[Description of the task] No pictures go into the copy. Write out every line below exactly.

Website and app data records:
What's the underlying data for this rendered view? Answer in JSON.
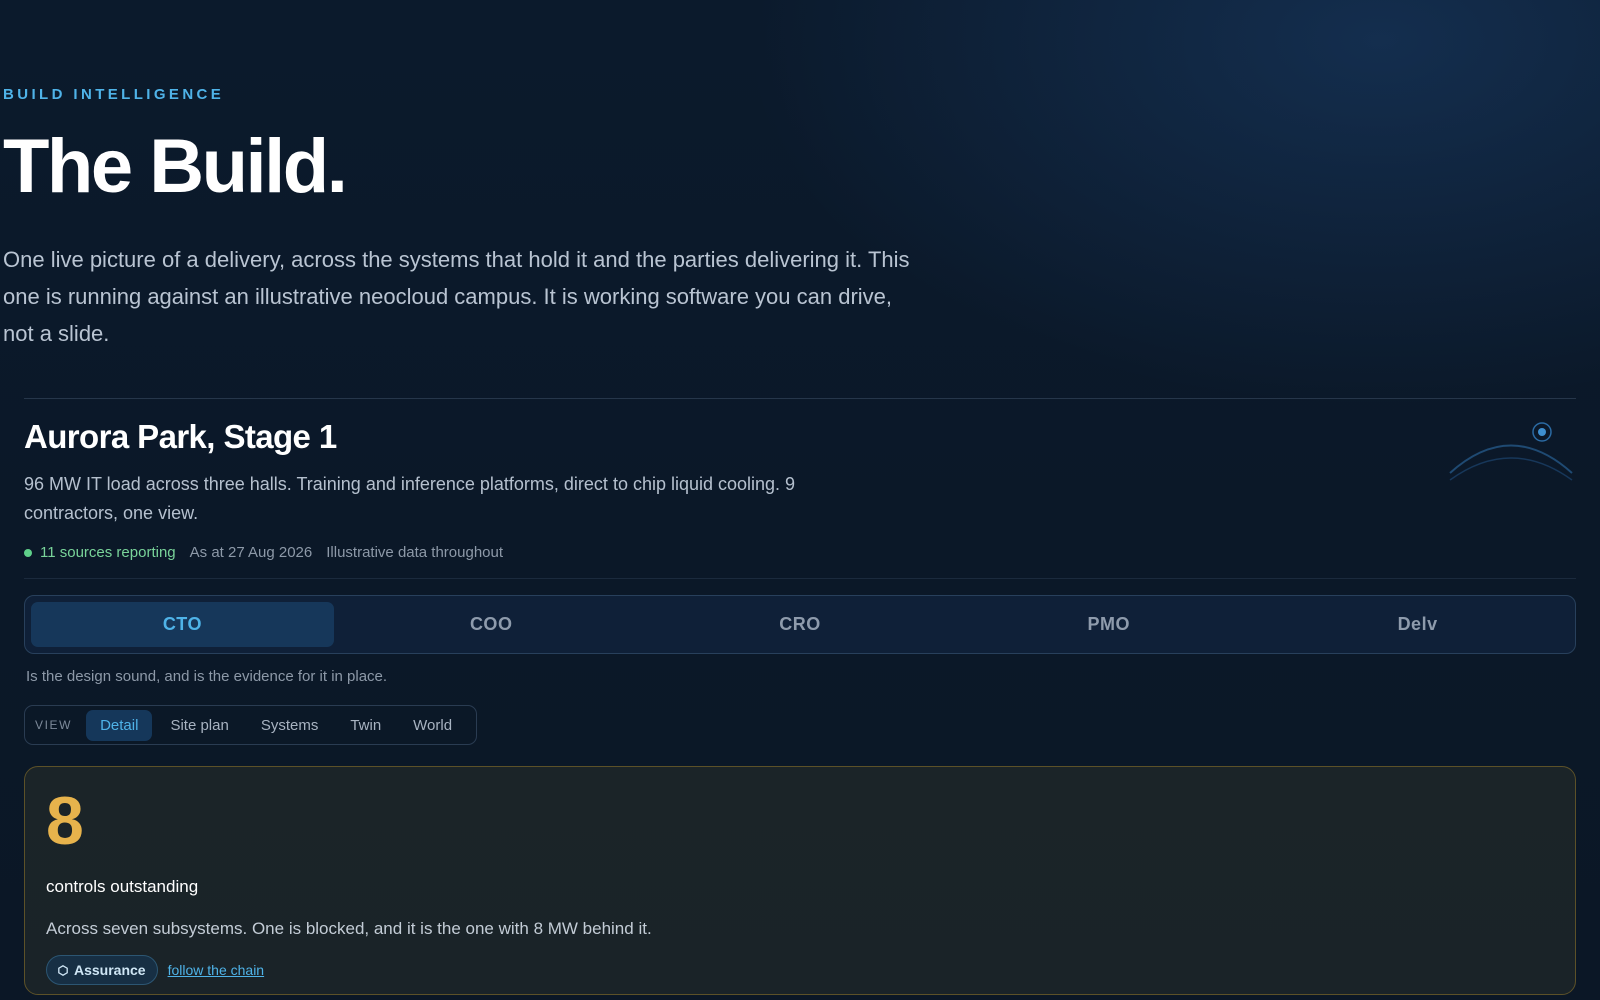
{
  "hero": {
    "eyebrow": "BUILD INTELLIGENCE",
    "title": "The Build.",
    "lede": "One live picture of a delivery, across the systems that hold it and the parties delivering it. This one is running against an illustrative neocloud campus. It is working software you can drive, not a slide."
  },
  "project": {
    "title": "Aurora Park, Stage 1",
    "description": "96 MW IT load across three halls. Training and inference platforms, direct to chip liquid cooling. 9 contractors, one view.",
    "sources": "11 sources reporting",
    "as_at": "As at 27 Aug 2026",
    "note": "Illustrative data throughout"
  },
  "roles": {
    "tabs": [
      "CTO",
      "COO",
      "CRO",
      "PMO",
      "Delv"
    ],
    "active": "CTO",
    "caption": "Is the design sound, and is the evidence for it in place."
  },
  "view": {
    "label": "VIEW",
    "options": [
      "Detail",
      "Site plan",
      "Systems",
      "Twin",
      "World"
    ],
    "active": "Detail"
  },
  "card": {
    "number": "8",
    "label": "controls outstanding",
    "body": "Across seven subsystems. One is blocked, and it is the one with 8 MW behind it.",
    "chip": "Assurance",
    "link": "follow the chain"
  },
  "colors": {
    "accent": "#4fb3e8",
    "amber": "#e7b34c",
    "status_green": "#5fd08a"
  }
}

[Exercise answer]
What's the underlying data for this rendered view? Answer in JSON.
{
  "hero": {
    "eyebrow": "BUILD INTELLIGENCE",
    "title": "The Build.",
    "lede": "One live picture of a delivery, across the systems that hold it and the parties delivering it. This one is running against an illustrative neocloud campus. It is working software you can drive, not a slide."
  },
  "project": {
    "title": "Aurora Park, Stage 1",
    "description": "96 MW IT load across three halls. Training and inference platforms, direct to chip liquid cooling. 9 contractors, one view.",
    "sources": "11 sources reporting",
    "as_at": "As at 27 Aug 2026",
    "note": "Illustrative data throughout"
  },
  "roles": {
    "tabs": [
      "CTO",
      "COO",
      "CRO",
      "PMO",
      "Delv"
    ],
    "active": "CTO",
    "caption": "Is the design sound, and is the evidence for it in place."
  },
  "view": {
    "label": "VIEW",
    "options": [
      "Detail",
      "Site plan",
      "Systems",
      "Twin",
      "World"
    ],
    "active": "Detail"
  },
  "card": {
    "number": "8",
    "label": "controls outstanding",
    "body": "Across seven subsystems. One is blocked, and it is the one with 8 MW behind it.",
    "chip": "Assurance",
    "link": "follow the chain"
  },
  "colors": {
    "accent": "#4fb3e8",
    "amber": "#e7b34c",
    "status_green": "#5fd08a"
  }
}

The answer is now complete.